By CAROLYN WIEBRECHT BOND Special Contributor, Allegany Magazine
Originally printed June 7, 2021
Act justly, love mercy, and walk humbly. A Portrait of Dinah Courrier
And why she was selected as the 2021 Humanitarian of the Year
A trailblazer in her own right, Dinah Courrier has spent her life making inroads to a better tomorrow by looking back at history.
The recipient of numerous awards for her life’s work, Dinah was recently named the 2021 Humanitarian of the Year by the Community Trust Foundation (CTF). An educator, historian, author, and community organizer, the esteemed Mrs. Courrier’s exemplary accomplishments define her as a philanthropic leader who is intent on growing a stronger and more vibrant community. Oh, but don’t take my word for it.
“Dinah’s personal and professional accomplishments are consistent with the goals of CTF,” states Marion Leonard, CTF board chair. “Her community activism is compassionate toward society’s on-going reach for social justice and equality. Few people demonstrate such a fervent love for history and for community as she does.”

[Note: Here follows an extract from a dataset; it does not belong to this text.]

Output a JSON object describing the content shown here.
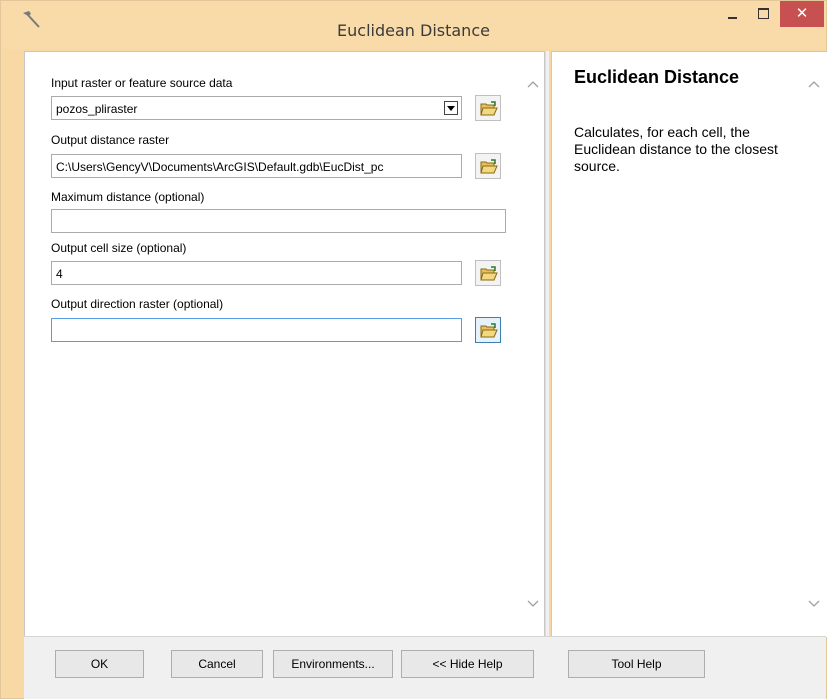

For more than five decades, this dynamo has spearheaded numerous projects to elevate and preserve the history of her beloved Mineral County for future generations. Not just for the purpose of putting artifacts on display. But to highlight for posterity how forward-thinking and equitable the ancestors of West Virginia’s eastern panhandle actually leaned.
Founded in 1866, Mineral County splintered from a larger district in the aftermath of the Civil War, mainly due to its alignment with the North’s pro-Union stance. Proud that her roots entwine with those who wished to abolish slavery, Courrier pursued many opportunities throughout her career to promote racial equality in education.
Teaching at Potomac State College for 22 years, she served another decade as an administrator. While there, she established a council to examine issues of social justice and to provide programs focusing on diversity, which were open to the community.
One project, in particular, examined the experience of the first black students integrated into the institution in 1954.
In addition, she coordinated a presentation by a Holocaust survivor and created an annual week-long diversity celebration featuring various cultures. Her endeavors helped to establish a dialogue between inner-city students and rural students.
“Dinah’s long list of awards could read like a rote enumeration of professional credentials, were it not for the way each accolade reflects her core values,” denotes Leah Shaffer, CTF director. “Specifically, her love for humanity, giving back to the place she calls home, and serving others with humility.”
Named a West Virginia Hero by the state’s Division of Arts and Culture in 2017, Courrier has authored and edited several books on local history and Potomac State College. She also co-produced a video about Mineral County which aired on West Virginia public television. In addition, she wrote three grants for the preservation of the Carskadon Mansion, listed on the National Register of Historic Places.
For her county’s sesquicentennial celebration in 2016, she prepared the event’s program and also edited and researched the historical society’s publication on Mineral County schools.
“I owe a huge debt of gratitude to three wonderful teachers of West Virginia history who instilled in me a love for local and state history and the importance of preserving our heritage for future generations,” she stated.
A lifetime member of the Mineral County historical society, Dinah donated space to house the Mineral County Museum, as well as coordinated exhibits, wrote grants, researched and indexed donated items, necessary to open the facility in 2019.
“It’s a work in progress,” she noted. “We continue to seek and accept new items to enhance the collection and tell our story in more depth and detail.”
Courrier created Mineral County’s “Food for Thought” program in 2009 to provide nutrition for children on days there is no school. Over a decade later, the program serves approximately 400 students each week.
One of the first women in her region to become active in Rotary International, Courrier has served all its major offices of the Keyser club. A member of Trinity Lutheran Church, she and her husband, Dr. James Courrier, have four children and 12 grandchildren.
Intrinsically, Dinah has always believed that while she cannot save the world, she can save a piece of it. Doing her part to preserve the rich and varied history of her beloved Mineral County gives her life meaning in a corner of the world described as “almost heaven” in the iconic John Denver song.
A strong advocate for the rights of all, Dinah believes the only right we have is the right to be useful. Taking inspiration from the Biblical verse found in Micah 6:8, her life’s motto is to act justly, love mercy, and walk humbly.
Dinah Courrier will receive the Community Trust Foundation Humanitatian of the Year Award during a ceremony by the foundation schedule for Thursday, September 9. For more information on the Community Trust Foundation and its endeavors in Allegany, Garrett, and Mineral Counties, email email@example.com, call 301-876-9172, or visit www.ctfinc.org.